Cyber Security and Your Water Treatment Facilities

By Kenny Roberts
Pump that is on a remotely accessible but has good cyber security.

Water is a critical resource for life, and its treatment and distribution are essential to ensure its availability and quality. In recent years, advances in technology have revolutionized the way water treatment plants operate, making them more efficient and effective. However, with these advances comes an increased risk of cyberattacks on the systems and infrastructure if they are not managed properly. Cybersecurity has become an essential consideration for water treatment providers to protect against potential threats that can impact the quality and availability of our water supply.

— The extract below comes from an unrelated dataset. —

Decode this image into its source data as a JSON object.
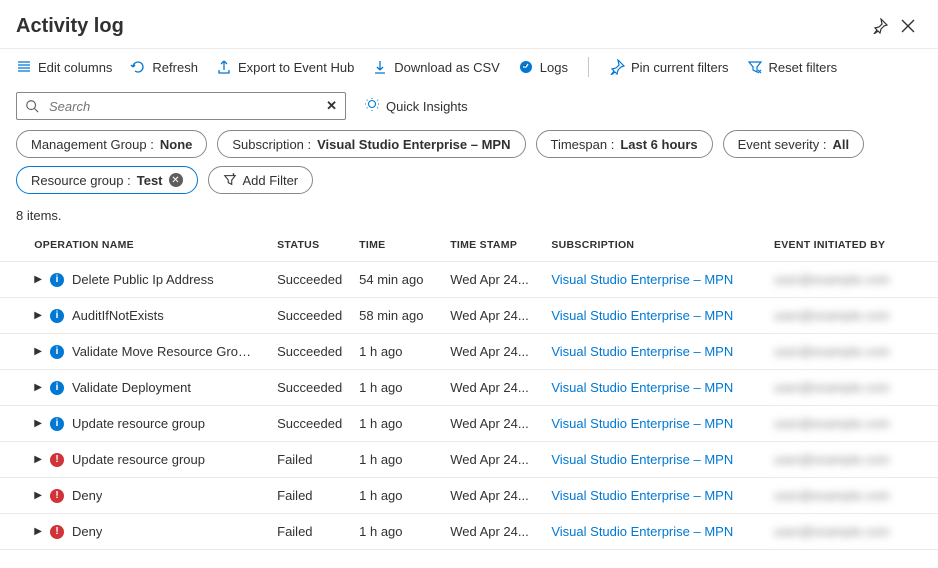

  Cybersecurity threats in water treatment plants can come in various forms, such as hacking, malware, ransomware, and phishing attacks. These types of cyberattacks can cause significant damage to water treatment systems, including disruption of the water supply, damage to the infrastructure, and even contamination of the water supply. These risks highlight the importance of implementing robust cybersecurity measures to safeguard water treatment plants.

 One significant vulnerability of water treatment plants is when the Supervisory Control and Data Acquisition (SCADA) system is accessed directly from a remote location. SCADA systems are computer-based control systems that monitor and control industrial processes. They are used in many industries, including water treatment plants, to control and monitor water treatment processes. This is fine as long as they are isolated from the outside world. However, some SCADA systems can be accessed remotely, making them susceptible to cyberattacks from outside the plant if not managed by professionals.

To protect against cyber threats, water treatment plants must implement robust cybersecurity measures, including firewalls, intrusion detection systems, and data encryption. Firewalls are essential for blocking unauthorized access to the water treatment plant’s systems and infrastructure. Intrusion detection systems can detect and alert plant operators to potential cyber threats, allowing them to take action before the system is compromised. Data encryption is another critical cybersecurity measure that can protect sensitive data, such as customer information and operational data, from being stolen or tampered with.

 Humans are the weakest link in most cyber security plans. Making a key component of a water treatment plant’s cybersecurity strategy is employee training. Plant operators and employees must be educated on the risks associated with cyber threats and how to identify and respond to potential attacks. Employees should be trained on how to detect phishing emails and avoid clicking on links or downloading attachments from unknown sources. They should also be taught how to identify suspicious network activity and report it to the appropriate authorities. 

Water treatment providers must also consider the importance of risk assessment and management. By conducting regular assessments of their systems and infrastructure, water treatment providers can identify potential vulnerabilities and implement strategies to mitigate those risks. Additionally, regular backups of critical data and system configurations should be performed to ensure that, in the event of a cyber attack, systems can be quickly restored. 

In conclusion, water treatment providers must recognize the importance of cybersecurity in protecting their critical infrastructure and systems. The risk of cyber threats to water treatment plants is real and growing, and failure to implement appropriate cybersecurity measures can result in significant damage to the water supply and public health. By implementing robust cybersecurity measures, providing employee training, conducting regular risk assessments, and performing regular backups of critical data, water treatment providers can ensure the safety and availability of our water supply for generations to come.